**TASK STATEMENT**
For this exercise, set down all the records exactly as given.

**Items from an interface collection**
────────────────────────────────────────

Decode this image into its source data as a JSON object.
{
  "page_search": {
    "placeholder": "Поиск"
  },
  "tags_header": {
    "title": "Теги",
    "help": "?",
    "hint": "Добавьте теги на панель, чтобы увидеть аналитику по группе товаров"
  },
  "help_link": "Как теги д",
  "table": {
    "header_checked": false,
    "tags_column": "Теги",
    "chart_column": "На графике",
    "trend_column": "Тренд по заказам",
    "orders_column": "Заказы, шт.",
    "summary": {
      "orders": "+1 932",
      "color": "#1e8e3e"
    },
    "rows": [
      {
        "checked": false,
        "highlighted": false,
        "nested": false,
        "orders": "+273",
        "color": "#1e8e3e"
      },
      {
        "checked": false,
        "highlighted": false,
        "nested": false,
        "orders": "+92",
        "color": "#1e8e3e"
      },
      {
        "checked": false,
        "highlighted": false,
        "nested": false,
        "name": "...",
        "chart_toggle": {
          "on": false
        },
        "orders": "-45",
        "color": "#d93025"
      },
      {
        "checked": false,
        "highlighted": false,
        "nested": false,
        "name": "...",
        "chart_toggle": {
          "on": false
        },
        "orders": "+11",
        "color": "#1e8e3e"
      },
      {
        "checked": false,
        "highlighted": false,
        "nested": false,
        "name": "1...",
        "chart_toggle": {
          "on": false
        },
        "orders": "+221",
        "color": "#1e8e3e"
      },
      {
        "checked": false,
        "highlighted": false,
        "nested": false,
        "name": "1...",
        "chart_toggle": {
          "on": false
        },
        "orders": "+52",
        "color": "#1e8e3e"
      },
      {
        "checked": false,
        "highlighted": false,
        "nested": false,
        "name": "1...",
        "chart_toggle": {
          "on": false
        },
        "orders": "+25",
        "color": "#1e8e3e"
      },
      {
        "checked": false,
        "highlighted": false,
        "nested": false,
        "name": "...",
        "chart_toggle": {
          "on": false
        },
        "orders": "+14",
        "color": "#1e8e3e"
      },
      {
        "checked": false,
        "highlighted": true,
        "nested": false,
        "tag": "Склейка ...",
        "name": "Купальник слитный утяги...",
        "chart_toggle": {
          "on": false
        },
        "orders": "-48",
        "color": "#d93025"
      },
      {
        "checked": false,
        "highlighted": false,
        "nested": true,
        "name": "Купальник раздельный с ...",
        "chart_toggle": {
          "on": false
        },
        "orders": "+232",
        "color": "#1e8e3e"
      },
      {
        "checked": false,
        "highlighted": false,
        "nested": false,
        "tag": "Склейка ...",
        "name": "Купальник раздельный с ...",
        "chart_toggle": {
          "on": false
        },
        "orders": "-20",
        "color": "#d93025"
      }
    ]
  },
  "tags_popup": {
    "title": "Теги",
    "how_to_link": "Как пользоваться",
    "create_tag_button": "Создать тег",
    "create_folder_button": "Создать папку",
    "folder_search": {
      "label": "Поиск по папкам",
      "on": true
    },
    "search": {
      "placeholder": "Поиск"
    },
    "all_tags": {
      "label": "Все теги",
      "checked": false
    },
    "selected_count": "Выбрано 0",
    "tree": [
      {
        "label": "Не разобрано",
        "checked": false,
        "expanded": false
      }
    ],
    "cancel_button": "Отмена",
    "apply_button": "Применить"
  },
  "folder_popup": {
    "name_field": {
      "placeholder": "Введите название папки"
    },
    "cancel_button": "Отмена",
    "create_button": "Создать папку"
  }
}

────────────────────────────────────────

**TASK RESULT**
Decode this image into its source data as a JSON object.
{
  "page_search": {
    "placeholder": "Поиск"
  },
  "tags_header": {
    "title": "Теги",
    "help": "?",
    "hint": "Добавьте теги на панель, чтобы увидеть аналитику по группе товаров"
  },
  "help_link": "Как теги д",
  "table": {
    "header_checked": false,
    "tags_column": "Теги",
    "chart_column": "На графике",
    "trend_column": "Тренд по заказам",
    "orders_column": "Заказы, шт.",
    "summary": {
      "orders": "+1 932",
      "color": "#1e8e3e"
    },
    "rows": [
      {
        "checked": false,
        "highlighted": false,
        "nested": false,
        "orders": "+273",
        "color": "#1e8e3e"
      },
      {
        "checked": false,
        "highlighted": false,
        "nested": false,
        "orders": "+92",
        "color": "#1e8e3e"
      },
      {
        "checked": false,
        "highlighted": false,
        "nested": false,
        "name": "...",
        "chart_toggle": {
          "on": false
        },
        "orders": "-45",
        "color": "#d93025"
      },
      {
        "checked": false,
        "highlighted": false,
        "nested": false,
        "name": "...",
        "chart_toggle": {
          "on": false
        },
        "orders": "+11",
        "color": "#1e8e3e"
      },
      {
        "checked": false,
        "highlighted": false,
        "nested": false,
        "name": "1...",
        "chart_toggle": {
          "on": false
        },
        "orders": "+221",
        "color": "#1e8e3e"
      },
      {
        "checked": false,
        "highlighted": false,
        "nested": false,
        "name": "1...",
        "chart_toggle": {
          "on": false
        },
        "orders": "+52",
        "color": "#1e8e3e"
      },
      {
        "checked": false,
        "highlighted": false,
        "nested": false,
        "name": "1...",
        "chart_toggle": {
          "on": false
        },
        "orders": "+25",
        "color": "#1e8e3e"
      },
      {
        "checked": false,
        "highlighted": false,
        "nested": false,
        "name": "...",
        "chart_toggle": {
          "on": false
        },
        "orders": "+14",
        "color": "#1e8e3e"
      },
      {
        "checked": false,
        "highlighted": true,
        "nested": false,
        "tag": "Склейка ...",
        "name": "Купальник слитный утяги...",
        "chart_toggle": {
          "on": false
        },
        "orders": "-48",
        "color": "#d93025"
      },
      {
        "checked": false,
        "highlighted": false,
        "nested": true,
        "name": "Купальник раздельный с ...",
        "chart_toggle": {
          "on": false
        },
        "orders": "+232",
        "color": "#1e8e3e"
      },
      {
        "checked": false,
        "highlighted": false,
        "nested": false,
        "tag": "Склейка ...",
        "name": "Купальник раздельный с ...",
        "chart_toggle": {
          "on": false
        },
        "orders": "-20",
        "color": "#d93025"
      }
    ]
  },
  "tags_popup": {
    "title": "Теги",
    "how_to_link": "Как пользоваться",
    "create_tag_button": "Создать тег",
    "create_folder_button": "Создать папку",
    "folder_search": {
      "label": "Поиск по папкам",
      "on": true
    },
    "search": {
      "placeholder": "Поиск"
    },
    "all_tags": {
      "label": "Все теги",
      "checked": false
    },
    "selected_count": "Выбрано 0",
    "tree": [
      {
        "label": "Не разобрано",
        "checked": false,
        "expanded": false
      }
    ],
    "cancel_button": "Отмена",
    "apply_button": "Применить"
  },
  "folder_popup": {
    "name_field": {
      "placeholder": "Введите название папки"
    },
    "cancel_button": "Отмена",
    "create_button": "Создать папку"
  }
}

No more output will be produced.